▸ **Records to process**
▼▼▼
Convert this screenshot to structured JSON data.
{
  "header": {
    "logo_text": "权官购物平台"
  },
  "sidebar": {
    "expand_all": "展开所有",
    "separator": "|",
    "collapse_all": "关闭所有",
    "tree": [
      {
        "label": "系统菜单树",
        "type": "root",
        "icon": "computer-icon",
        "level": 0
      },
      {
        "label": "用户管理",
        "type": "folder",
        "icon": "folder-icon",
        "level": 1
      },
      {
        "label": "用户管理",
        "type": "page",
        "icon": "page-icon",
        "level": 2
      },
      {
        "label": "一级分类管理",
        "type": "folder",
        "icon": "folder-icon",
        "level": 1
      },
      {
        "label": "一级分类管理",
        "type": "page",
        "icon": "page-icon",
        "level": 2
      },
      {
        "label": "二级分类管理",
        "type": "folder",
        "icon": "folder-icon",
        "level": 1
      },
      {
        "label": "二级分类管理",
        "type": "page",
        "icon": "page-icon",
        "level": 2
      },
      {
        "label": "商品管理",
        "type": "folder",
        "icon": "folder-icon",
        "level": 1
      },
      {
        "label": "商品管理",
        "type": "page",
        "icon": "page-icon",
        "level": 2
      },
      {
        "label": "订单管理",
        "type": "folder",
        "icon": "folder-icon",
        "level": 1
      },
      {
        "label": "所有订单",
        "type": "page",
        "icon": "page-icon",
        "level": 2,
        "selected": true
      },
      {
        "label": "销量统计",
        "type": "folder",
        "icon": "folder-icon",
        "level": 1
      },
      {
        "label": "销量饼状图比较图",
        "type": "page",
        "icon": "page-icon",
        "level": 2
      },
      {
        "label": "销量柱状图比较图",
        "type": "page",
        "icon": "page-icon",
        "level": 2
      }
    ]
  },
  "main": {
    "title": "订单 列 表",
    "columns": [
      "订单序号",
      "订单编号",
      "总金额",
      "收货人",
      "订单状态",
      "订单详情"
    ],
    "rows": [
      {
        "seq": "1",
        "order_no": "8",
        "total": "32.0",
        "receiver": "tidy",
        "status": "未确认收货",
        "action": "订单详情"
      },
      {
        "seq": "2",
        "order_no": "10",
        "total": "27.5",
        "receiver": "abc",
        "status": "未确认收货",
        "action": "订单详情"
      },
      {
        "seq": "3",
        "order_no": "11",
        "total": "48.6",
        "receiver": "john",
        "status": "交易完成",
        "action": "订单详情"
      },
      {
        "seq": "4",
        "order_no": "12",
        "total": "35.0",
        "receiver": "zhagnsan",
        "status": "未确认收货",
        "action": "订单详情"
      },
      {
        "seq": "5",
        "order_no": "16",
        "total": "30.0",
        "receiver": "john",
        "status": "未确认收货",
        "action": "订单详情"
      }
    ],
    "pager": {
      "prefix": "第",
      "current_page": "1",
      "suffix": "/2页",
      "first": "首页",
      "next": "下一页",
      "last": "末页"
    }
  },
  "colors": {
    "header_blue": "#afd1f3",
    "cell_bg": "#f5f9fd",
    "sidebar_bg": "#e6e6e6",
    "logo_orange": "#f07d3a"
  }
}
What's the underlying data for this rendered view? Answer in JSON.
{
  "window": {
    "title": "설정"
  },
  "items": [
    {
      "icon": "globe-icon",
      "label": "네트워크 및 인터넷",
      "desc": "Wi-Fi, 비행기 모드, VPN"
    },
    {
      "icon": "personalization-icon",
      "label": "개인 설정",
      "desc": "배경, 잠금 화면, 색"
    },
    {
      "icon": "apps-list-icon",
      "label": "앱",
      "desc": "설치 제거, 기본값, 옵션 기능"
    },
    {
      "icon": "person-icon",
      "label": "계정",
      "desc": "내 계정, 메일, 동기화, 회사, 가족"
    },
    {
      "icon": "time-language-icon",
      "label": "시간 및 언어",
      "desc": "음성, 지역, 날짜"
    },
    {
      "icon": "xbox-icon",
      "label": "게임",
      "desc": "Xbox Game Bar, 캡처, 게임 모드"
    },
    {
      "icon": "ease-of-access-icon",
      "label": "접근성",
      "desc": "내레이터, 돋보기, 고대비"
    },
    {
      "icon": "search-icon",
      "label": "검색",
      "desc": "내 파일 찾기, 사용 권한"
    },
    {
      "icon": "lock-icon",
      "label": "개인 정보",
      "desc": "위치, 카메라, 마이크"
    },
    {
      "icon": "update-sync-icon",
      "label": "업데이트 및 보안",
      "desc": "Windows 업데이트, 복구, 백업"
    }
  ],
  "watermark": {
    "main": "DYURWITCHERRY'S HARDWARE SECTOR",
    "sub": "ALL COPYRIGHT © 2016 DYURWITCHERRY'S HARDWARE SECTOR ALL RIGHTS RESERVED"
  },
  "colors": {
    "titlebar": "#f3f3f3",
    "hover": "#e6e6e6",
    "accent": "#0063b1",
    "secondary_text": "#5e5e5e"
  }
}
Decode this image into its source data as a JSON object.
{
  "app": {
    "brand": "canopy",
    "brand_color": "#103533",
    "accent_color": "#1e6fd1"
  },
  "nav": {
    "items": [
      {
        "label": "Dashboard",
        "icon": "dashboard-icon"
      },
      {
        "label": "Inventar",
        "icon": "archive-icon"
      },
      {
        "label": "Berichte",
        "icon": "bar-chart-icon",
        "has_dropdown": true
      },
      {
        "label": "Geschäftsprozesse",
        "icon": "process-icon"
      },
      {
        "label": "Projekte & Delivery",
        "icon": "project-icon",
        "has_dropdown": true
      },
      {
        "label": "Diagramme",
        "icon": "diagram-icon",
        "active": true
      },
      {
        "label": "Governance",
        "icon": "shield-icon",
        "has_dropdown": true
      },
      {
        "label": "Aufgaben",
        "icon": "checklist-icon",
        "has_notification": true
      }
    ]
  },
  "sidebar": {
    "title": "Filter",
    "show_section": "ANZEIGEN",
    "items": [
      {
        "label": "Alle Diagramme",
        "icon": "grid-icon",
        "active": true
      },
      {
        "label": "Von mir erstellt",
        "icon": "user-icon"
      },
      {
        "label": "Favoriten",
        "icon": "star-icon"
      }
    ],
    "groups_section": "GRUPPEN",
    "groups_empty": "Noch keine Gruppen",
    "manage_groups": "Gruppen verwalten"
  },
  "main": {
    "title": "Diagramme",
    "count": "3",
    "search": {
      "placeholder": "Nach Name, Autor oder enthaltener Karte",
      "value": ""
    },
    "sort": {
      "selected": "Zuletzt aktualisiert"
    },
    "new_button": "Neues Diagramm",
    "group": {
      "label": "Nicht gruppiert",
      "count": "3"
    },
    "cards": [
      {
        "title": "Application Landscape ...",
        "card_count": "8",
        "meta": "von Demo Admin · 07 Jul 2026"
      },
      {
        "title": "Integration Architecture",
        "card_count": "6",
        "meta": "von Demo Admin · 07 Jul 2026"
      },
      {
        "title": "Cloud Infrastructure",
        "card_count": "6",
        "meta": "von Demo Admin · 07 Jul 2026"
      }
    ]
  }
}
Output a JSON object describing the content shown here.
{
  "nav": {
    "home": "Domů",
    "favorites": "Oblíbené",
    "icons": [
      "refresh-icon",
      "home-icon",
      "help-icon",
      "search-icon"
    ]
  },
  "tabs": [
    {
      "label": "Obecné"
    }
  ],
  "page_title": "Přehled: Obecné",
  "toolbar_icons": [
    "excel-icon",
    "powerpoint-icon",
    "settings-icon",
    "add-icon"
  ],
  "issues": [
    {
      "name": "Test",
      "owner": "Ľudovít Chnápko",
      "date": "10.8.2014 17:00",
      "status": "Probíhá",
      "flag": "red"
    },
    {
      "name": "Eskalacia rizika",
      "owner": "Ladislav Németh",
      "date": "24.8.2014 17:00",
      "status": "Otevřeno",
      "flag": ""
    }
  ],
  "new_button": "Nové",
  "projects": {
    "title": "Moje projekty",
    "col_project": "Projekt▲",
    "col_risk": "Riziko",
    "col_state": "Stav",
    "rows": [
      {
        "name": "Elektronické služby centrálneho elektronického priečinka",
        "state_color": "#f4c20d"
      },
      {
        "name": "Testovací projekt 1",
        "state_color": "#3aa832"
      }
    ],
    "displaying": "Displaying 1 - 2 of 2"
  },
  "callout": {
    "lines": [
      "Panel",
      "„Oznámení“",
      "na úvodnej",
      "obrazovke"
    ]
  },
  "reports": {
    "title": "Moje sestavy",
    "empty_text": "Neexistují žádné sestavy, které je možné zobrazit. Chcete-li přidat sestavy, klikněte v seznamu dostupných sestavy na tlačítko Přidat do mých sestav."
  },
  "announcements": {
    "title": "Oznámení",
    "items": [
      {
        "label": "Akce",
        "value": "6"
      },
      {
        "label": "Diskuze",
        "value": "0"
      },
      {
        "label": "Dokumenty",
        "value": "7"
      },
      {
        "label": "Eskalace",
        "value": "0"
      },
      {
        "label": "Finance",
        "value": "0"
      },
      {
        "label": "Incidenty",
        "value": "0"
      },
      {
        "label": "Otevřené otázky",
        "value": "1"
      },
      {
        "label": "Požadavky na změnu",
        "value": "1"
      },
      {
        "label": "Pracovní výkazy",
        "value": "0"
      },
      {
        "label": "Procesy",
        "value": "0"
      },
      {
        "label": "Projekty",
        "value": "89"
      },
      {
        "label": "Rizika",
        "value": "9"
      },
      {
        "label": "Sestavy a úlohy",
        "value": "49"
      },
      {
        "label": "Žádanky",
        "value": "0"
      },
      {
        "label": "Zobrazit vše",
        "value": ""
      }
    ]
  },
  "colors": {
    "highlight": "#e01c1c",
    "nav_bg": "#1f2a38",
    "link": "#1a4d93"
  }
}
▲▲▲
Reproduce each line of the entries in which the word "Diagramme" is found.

        "label": "Diagramme",
        "label": "Alle Diagramme",
    "title": "Diagramme",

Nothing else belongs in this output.